→ **Stored items**:
◆ ◆ ◆
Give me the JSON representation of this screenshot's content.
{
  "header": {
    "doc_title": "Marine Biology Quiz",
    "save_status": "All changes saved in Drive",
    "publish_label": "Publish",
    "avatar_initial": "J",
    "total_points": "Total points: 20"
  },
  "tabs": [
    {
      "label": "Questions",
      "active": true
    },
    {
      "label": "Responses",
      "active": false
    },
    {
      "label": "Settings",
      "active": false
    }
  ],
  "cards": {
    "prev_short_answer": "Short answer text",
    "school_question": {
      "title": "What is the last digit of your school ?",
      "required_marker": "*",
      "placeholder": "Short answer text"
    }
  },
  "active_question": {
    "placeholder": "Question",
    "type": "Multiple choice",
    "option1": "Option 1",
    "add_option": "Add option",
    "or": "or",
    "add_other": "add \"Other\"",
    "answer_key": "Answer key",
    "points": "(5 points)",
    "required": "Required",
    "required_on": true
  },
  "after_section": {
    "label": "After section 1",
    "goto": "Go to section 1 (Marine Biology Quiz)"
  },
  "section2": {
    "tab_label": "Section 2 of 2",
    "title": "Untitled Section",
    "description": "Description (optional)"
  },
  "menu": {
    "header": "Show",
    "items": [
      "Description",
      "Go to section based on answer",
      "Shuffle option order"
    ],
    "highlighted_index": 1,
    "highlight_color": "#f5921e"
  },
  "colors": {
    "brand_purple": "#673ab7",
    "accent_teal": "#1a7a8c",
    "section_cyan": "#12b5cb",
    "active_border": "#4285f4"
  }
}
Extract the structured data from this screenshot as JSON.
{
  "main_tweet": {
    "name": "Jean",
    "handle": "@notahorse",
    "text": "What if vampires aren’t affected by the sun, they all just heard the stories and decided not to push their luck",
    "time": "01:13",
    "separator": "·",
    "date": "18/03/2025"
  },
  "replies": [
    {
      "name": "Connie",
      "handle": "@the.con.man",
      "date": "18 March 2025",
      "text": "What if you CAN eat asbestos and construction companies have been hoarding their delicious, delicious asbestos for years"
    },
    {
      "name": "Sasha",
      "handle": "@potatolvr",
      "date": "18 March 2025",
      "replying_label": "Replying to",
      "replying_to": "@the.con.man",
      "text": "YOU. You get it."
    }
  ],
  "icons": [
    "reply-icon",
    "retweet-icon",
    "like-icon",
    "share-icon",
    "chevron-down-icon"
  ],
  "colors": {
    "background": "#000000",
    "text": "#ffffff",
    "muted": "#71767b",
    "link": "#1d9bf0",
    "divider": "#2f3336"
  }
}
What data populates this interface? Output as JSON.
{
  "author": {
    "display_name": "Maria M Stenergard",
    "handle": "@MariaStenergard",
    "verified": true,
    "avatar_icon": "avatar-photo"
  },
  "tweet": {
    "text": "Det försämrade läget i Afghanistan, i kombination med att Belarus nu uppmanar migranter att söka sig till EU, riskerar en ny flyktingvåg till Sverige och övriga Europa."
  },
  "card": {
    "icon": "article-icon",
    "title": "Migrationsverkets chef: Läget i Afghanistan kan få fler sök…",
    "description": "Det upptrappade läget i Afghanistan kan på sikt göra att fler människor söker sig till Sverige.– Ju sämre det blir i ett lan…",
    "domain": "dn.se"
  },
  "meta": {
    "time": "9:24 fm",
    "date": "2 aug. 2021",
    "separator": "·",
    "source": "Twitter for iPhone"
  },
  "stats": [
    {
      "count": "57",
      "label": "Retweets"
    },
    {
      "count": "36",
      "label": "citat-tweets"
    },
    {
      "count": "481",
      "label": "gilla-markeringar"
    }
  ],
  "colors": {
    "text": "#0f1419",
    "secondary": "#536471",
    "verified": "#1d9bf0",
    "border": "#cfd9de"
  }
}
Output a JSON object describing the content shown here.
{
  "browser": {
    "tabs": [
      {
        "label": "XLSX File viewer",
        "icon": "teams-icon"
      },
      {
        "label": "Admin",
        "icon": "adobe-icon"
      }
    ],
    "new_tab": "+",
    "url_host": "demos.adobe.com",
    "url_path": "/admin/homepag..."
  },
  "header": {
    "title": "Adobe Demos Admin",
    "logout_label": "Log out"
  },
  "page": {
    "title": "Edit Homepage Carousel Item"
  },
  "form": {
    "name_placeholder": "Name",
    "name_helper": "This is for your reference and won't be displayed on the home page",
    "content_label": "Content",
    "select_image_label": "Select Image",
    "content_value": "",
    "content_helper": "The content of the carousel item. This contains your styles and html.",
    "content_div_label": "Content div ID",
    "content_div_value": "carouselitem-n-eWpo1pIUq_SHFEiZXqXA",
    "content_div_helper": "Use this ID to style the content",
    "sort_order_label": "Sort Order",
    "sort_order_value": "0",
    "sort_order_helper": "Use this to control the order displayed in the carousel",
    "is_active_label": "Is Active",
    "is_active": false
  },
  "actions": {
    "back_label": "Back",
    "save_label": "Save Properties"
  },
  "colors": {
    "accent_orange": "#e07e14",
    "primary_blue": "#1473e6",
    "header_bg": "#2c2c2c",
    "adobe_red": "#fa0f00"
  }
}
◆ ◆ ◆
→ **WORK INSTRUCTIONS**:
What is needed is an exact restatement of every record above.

→ **ANSWER TO THE EXERCISE**:
Give me the JSON representation of this screenshot's content.
{
  "header": {
    "doc_title": "Marine Biology Quiz",
    "save_status": "All changes saved in Drive",
    "publish_label": "Publish",
    "avatar_initial": "J",
    "total_points": "Total points: 20"
  },
  "tabs": [
    {
      "label": "Questions",
      "active": true
    },
    {
      "label": "Responses",
      "active": false
    },
    {
      "label": "Settings",
      "active": false
    }
  ],
  "cards": {
    "prev_short_answer": "Short answer text",
    "school_question": {
      "title": "What is the last digit of your school ?",
      "required_marker": "*",
      "placeholder": "Short answer text"
    }
  },
  "active_question": {
    "placeholder": "Question",
    "type": "Multiple choice",
    "option1": "Option 1",
    "add_option": "Add option",
    "or": "or",
    "add_other": "add \"Other\"",
    "answer_key": "Answer key",
    "points": "(5 points)",
    "required": "Required",
    "required_on": true
  },
  "after_section": {
    "label": "After section 1",
    "goto": "Go to section 1 (Marine Biology Quiz)"
  },
  "section2": {
    "tab_label": "Section 2 of 2",
    "title": "Untitled Section",
    "description": "Description (optional)"
  },
  "menu": {
    "header": "Show",
    "items": [
      "Description",
      "Go to section based on answer",
      "Shuffle option order"
    ],
    "highlighted_index": 1,
    "highlight_color": "#f5921e"
  },
  "colors": {
    "brand_purple": "#673ab7",
    "accent_teal": "#1a7a8c",
    "section_cyan": "#12b5cb",
    "active_border": "#4285f4"
  }
}
Extract the structured data from this screenshot as JSON.
{
  "main_tweet": {
    "name": "Jean",
    "handle": "@notahorse",
    "text": "What if vampires aren’t affected by the sun, they all just heard the stories and decided not to push their luck",
    "time": "01:13",
    "separator": "·",
    "date": "18/03/2025"
  },
  "replies": [
    {
      "name": "Connie",
      "handle": "@the.con.man",
      "date": "18 March 2025",
      "text": "What if you CAN eat asbestos and construction companies have been hoarding their delicious, delicious asbestos for years"
    },
    {
      "name": "Sasha",
      "handle": "@potatolvr",
      "date": "18 March 2025",
      "replying_label": "Replying to",
      "replying_to": "@the.con.man",
      "text": "YOU. You get it."
    }
  ],
  "icons": [
    "reply-icon",
    "retweet-icon",
    "like-icon",
    "share-icon",
    "chevron-down-icon"
  ],
  "colors": {
    "background": "#000000",
    "text": "#ffffff",
    "muted": "#71767b",
    "link": "#1d9bf0",
    "divider": "#2f3336"
  }
}
What data populates this interface? Output as JSON.
{
  "author": {
    "display_name": "Maria M Stenergard",
    "handle": "@MariaStenergard",
    "verified": true,
    "avatar_icon": "avatar-photo"
  },
  "tweet": {
    "text": "Det försämrade läget i Afghanistan, i kombination med att Belarus nu uppmanar migranter att söka sig till EU, riskerar en ny flyktingvåg till Sverige och övriga Europa."
  },
  "card": {
    "icon": "article-icon",
    "title": "Migrationsverkets chef: Läget i Afghanistan kan få fler sök…",
    "description": "Det upptrappade läget i Afghanistan kan på sikt göra att fler människor söker sig till Sverige.– Ju sämre det blir i ett lan…",
    "domain": "dn.se"
  },
  "meta": {
    "time": "9:24 fm",
    "date": "2 aug. 2021",
    "separator": "·",
    "source": "Twitter for iPhone"
  },
  "stats": [
    {
      "count": "57",
      "label": "Retweets"
    },
    {
      "count": "36",
      "label": "citat-tweets"
    },
    {
      "count": "481",
      "label": "gilla-markeringar"
    }
  ],
  "colors": {
    "text": "#0f1419",
    "secondary": "#536471",
    "verified": "#1d9bf0",
    "border": "#cfd9de"
  }
}
Output a JSON object describing the content shown here.
{
  "browser": {
    "tabs": [
      {
        "label": "XLSX File viewer",
        "icon": "teams-icon"
      },
      {
        "label": "Admin",
        "icon": "adobe-icon"
      }
    ],
    "new_tab": "+",
    "url_host": "demos.adobe.com",
    "url_path": "/admin/homepag..."
  },
  "header": {
    "title": "Adobe Demos Admin",
    "logout_label": "Log out"
  },
  "page": {
    "title": "Edit Homepage Carousel Item"
  },
  "form": {
    "name_placeholder": "Name",
    "name_helper": "This is for your reference and won't be displayed on the home page",
    "content_label": "Content",
    "select_image_label": "Select Image",
    "content_value": "",
    "content_helper": "The content of the carousel item. This contains your styles and html.",
    "content_div_label": "Content div ID",
    "content_div_value": "carouselitem-n-eWpo1pIUq_SHFEiZXqXA",
    "content_div_helper": "Use this ID to style the content",
    "sort_order_label": "Sort Order",
    "sort_order_value": "0",
    "sort_order_helper": "Use this to control the order displayed in the carousel",
    "is_active_label": "Is Active",
    "is_active": false
  },
  "actions": {
    "back_label": "Back",
    "save_label": "Save Properties"
  },
  "colors": {
    "accent_orange": "#e07e14",
    "primary_blue": "#1473e6",
    "header_bg": "#2c2c2c",
    "adobe_red": "#fa0f00"
  }
}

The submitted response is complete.